That, my friends, is devastating. I'm a Yankee fan, and I woke up this morning to various stories about manager Aaron Boone saying "this won't define us!" That's nice and all, but it's never good when you have to make that explicit.
The stakes in the AL East are huge, as I've written before, because while the Yankees could very well end up with the second-best record in baseball (they trail the Astros by percentage points at the moment), a second-place finish in the division means they'll have to play a one-and-done Wild Card playoff, and even if they win it will screw up their rotation for the next round.
Of course, the divisional ship has sailed at this point. And the worst point is that the series exposed every weakness Yankee fans expected of their team all season—the feast-or-famine lineup that can get shut down totally by great starting pitching, and the weak bottom half of the rotation that can't hold up against a great offense.
Bottom line, I think we just watched a team die.
Endangered Record of the Week: Seattle's 116 Wins
Seattle won 116 regular season games in 2001, a record in the 162-game era, and that was good for a winning percentage of 71.6. The Red Sox are currently 79-34, for a percentage of 69.9. Granted, they would have to finish the season absolutely red-hot to get close to Seattle, but at this point it's absolutely possible. And I only bring this up because, well, Seattle didn't the World Series. And they got beat that year in the playoffs by...hold on, let me check the records...oh, it was the New York Yankees! Who would probably play Boston in the ALDS this year if they can win the Wild Card game. How very interesting!
Non-American Sports Thing of the Week: This Hurling Goal
Last week I included a darts highlight video which, though I didn't understand it at all, was pretty awesome. This week, I give you Irish hurling, and a man named Shane O'Donnell:
Now, it would be glib and fun to say something like "I have no idea what just happened, but I know it was great," but the fact is that I do have some experience with hurling. I spent a college semester in Dublin, and a few friends and I bought used hurling sticks and would occasionally drink beer and take penalty shots on a field near our dorms. In hurling this involves lifting the ball from the ground and hitting it in the air, and it's stupidly difficult.
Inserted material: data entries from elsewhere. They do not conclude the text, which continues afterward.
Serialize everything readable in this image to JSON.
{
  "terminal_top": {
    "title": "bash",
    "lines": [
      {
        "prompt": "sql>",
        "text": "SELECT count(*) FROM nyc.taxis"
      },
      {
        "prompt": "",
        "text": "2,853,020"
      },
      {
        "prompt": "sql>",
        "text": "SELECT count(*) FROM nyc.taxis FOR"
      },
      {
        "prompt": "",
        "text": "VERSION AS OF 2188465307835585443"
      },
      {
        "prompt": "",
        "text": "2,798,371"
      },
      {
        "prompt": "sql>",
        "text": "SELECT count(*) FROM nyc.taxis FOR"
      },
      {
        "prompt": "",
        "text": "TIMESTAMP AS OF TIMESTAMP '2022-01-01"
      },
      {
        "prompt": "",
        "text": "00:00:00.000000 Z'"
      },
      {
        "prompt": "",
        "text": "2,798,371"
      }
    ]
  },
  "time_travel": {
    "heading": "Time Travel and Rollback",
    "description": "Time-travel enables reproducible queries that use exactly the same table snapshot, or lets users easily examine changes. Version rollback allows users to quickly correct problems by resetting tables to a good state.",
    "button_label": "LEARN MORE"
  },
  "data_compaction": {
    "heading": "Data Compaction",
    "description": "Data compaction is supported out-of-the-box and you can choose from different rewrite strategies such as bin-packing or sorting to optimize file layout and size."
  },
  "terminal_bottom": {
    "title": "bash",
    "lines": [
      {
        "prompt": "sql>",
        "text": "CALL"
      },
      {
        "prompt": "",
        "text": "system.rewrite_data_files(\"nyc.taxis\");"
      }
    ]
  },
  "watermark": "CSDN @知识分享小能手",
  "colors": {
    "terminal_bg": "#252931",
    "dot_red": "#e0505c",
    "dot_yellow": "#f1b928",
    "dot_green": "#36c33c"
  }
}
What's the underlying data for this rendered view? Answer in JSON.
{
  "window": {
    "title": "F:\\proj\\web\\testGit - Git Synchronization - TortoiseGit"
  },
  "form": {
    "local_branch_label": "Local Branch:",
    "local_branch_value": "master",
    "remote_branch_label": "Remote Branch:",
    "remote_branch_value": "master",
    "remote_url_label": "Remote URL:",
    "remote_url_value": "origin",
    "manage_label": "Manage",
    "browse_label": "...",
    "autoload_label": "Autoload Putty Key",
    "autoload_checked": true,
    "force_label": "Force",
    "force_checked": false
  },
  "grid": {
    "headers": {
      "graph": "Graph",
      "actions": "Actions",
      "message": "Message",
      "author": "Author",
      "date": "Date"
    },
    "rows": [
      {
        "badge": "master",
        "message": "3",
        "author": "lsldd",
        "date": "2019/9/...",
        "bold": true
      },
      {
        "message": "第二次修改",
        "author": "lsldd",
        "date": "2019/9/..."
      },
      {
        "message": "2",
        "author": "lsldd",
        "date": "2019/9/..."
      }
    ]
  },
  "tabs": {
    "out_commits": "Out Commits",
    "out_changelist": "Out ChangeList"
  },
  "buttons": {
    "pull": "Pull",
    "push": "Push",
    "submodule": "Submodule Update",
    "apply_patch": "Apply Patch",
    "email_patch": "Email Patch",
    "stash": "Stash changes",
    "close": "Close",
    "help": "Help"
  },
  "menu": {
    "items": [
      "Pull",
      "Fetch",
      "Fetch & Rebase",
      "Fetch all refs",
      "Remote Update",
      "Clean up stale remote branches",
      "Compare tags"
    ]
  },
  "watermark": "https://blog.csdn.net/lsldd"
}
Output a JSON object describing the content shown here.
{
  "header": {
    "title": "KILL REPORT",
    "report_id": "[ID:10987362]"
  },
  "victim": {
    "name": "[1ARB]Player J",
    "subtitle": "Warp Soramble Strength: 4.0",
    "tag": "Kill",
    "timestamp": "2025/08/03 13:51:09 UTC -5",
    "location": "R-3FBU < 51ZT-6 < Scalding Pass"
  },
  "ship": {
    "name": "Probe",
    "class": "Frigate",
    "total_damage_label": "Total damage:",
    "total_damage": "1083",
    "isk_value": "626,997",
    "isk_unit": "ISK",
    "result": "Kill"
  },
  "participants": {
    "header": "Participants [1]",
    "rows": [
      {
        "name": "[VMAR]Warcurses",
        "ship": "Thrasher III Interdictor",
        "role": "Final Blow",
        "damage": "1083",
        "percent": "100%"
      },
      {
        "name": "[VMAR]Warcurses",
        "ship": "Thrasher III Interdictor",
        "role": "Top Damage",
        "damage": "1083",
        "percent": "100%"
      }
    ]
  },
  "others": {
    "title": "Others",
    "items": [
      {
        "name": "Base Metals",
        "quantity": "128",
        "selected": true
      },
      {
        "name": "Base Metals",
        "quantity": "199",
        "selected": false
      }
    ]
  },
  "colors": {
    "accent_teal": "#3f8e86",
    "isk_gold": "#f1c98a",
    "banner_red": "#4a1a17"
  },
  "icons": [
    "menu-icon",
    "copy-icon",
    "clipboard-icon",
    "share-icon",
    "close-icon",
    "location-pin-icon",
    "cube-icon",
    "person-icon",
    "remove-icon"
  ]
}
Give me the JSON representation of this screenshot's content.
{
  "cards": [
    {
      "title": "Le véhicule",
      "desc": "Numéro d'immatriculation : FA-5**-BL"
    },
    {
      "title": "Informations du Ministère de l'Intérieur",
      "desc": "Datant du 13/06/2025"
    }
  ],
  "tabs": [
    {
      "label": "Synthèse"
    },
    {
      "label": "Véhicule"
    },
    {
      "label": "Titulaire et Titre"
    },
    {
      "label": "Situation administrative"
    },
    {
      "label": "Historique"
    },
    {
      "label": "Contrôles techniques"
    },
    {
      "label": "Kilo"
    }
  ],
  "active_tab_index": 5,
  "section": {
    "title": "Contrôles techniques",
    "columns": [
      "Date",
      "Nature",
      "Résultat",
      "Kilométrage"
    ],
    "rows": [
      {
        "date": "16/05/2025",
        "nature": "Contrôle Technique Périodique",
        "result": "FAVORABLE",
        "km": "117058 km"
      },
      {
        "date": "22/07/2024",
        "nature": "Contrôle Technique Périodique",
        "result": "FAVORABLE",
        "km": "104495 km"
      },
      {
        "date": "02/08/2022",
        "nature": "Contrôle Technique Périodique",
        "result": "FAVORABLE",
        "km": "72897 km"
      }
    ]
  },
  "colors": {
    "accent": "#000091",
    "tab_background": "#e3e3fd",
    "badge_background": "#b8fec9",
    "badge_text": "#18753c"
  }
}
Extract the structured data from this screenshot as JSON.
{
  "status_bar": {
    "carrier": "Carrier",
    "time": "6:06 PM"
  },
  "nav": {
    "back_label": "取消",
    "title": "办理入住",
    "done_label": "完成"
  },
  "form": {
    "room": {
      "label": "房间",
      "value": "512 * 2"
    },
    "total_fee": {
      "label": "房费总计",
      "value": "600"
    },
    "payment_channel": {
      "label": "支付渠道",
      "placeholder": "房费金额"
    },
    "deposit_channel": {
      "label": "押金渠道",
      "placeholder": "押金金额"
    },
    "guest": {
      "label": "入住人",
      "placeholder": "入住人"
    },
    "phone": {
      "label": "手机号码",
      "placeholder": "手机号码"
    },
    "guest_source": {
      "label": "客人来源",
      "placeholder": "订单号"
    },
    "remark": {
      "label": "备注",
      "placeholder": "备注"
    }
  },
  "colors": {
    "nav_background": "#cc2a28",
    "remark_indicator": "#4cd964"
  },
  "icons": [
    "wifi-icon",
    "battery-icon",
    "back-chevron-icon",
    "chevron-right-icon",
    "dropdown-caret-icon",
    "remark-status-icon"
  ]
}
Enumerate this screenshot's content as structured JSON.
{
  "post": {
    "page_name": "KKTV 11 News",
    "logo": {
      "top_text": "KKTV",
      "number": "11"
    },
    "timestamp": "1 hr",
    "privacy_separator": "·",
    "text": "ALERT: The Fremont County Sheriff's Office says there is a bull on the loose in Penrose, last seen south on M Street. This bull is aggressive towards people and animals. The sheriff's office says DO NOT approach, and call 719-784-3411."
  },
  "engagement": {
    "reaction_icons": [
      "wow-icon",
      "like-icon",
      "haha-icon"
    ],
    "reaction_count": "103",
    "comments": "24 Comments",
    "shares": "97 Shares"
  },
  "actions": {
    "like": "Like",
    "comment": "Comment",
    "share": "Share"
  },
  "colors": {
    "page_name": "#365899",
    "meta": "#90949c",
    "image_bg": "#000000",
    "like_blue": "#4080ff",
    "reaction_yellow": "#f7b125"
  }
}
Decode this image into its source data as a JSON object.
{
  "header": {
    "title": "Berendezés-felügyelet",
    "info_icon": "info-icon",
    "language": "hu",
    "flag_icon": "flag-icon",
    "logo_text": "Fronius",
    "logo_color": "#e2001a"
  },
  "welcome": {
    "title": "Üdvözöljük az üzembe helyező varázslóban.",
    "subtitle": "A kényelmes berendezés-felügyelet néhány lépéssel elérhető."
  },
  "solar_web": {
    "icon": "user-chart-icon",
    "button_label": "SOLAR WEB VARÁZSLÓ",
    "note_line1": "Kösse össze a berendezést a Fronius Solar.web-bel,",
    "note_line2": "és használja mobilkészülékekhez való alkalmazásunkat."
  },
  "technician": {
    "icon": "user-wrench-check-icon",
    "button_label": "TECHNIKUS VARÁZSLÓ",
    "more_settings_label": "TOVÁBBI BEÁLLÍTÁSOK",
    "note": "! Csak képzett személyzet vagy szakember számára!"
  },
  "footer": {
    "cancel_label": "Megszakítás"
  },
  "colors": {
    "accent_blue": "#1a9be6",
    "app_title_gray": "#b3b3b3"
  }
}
So I actually know how hard it is just to execute a basic move, which makes O'Donnell's goal all the more impressive for me. It's like a spectacular Lionel Messi goal, except in a sport that matters in literally just one country. In short, I have an idea of what just happened, and can confirm it was great.